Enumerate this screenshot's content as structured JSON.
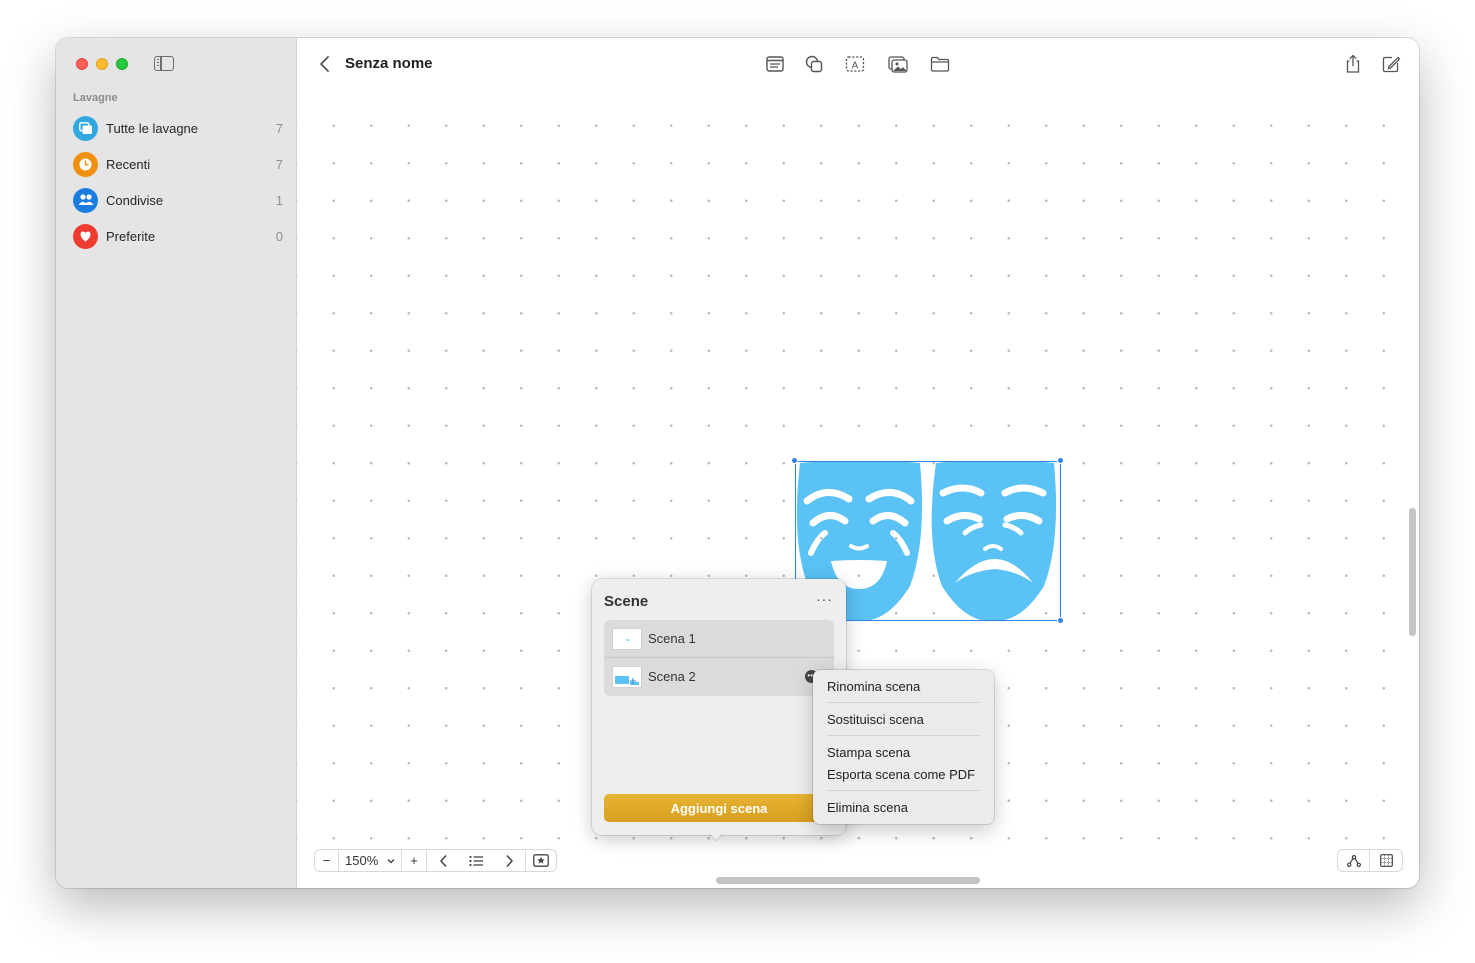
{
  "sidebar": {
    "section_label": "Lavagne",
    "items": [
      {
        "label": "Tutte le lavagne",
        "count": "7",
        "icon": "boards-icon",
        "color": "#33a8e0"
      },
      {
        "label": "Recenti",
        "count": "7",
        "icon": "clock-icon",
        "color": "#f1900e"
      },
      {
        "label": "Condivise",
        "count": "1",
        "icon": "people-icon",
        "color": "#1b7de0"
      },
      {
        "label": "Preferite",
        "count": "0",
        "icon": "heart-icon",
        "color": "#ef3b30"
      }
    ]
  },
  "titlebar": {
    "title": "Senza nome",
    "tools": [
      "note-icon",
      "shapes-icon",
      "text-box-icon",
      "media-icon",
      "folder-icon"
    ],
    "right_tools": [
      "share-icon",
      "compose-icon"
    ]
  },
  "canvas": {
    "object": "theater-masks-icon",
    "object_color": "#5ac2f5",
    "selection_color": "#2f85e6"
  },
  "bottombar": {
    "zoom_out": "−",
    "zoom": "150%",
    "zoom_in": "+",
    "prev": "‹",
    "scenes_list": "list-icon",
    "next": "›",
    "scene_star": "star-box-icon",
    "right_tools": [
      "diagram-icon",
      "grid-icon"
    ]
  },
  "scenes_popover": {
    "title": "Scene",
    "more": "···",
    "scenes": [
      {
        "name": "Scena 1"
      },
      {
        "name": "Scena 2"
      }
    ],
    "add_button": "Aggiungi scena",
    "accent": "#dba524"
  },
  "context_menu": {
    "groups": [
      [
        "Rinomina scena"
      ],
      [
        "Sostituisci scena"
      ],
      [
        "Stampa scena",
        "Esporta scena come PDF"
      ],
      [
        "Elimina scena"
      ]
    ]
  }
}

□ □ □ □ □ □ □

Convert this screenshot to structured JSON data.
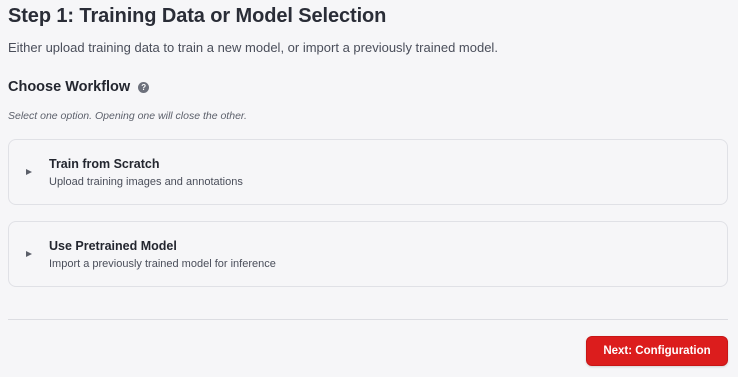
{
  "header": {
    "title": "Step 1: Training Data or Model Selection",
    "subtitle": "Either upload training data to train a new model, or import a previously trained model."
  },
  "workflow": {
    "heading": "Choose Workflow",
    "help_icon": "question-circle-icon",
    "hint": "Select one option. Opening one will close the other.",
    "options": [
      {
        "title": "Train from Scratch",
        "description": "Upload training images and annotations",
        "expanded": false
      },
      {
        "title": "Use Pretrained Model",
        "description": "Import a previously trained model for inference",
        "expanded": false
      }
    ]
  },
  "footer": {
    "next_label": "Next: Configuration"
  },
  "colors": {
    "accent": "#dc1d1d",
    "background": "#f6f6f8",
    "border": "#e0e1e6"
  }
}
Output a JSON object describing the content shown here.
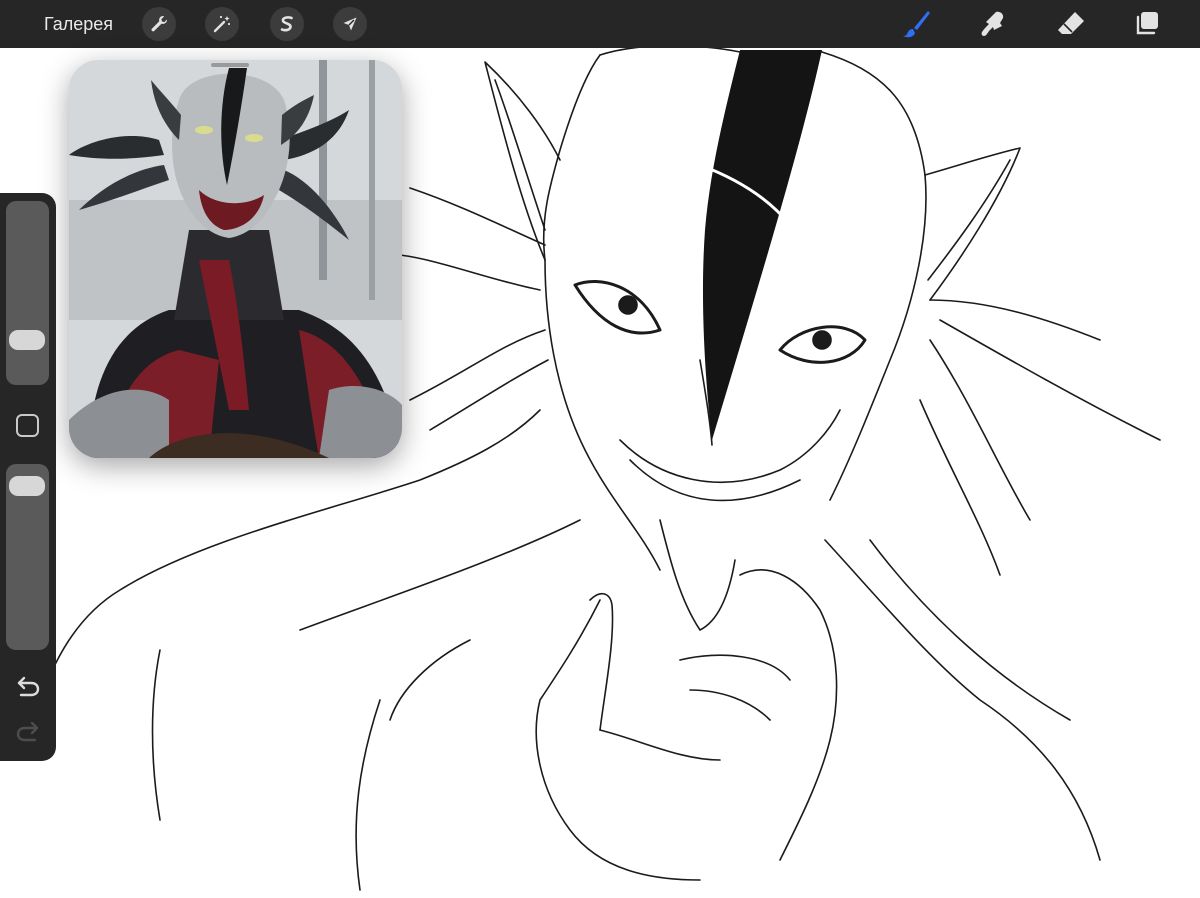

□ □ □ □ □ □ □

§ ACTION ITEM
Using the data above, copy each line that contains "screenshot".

§ ANSWER BELOW
Enumerate this screenshot's content as structured JSON.
Convert this screenshot to structured JSON data.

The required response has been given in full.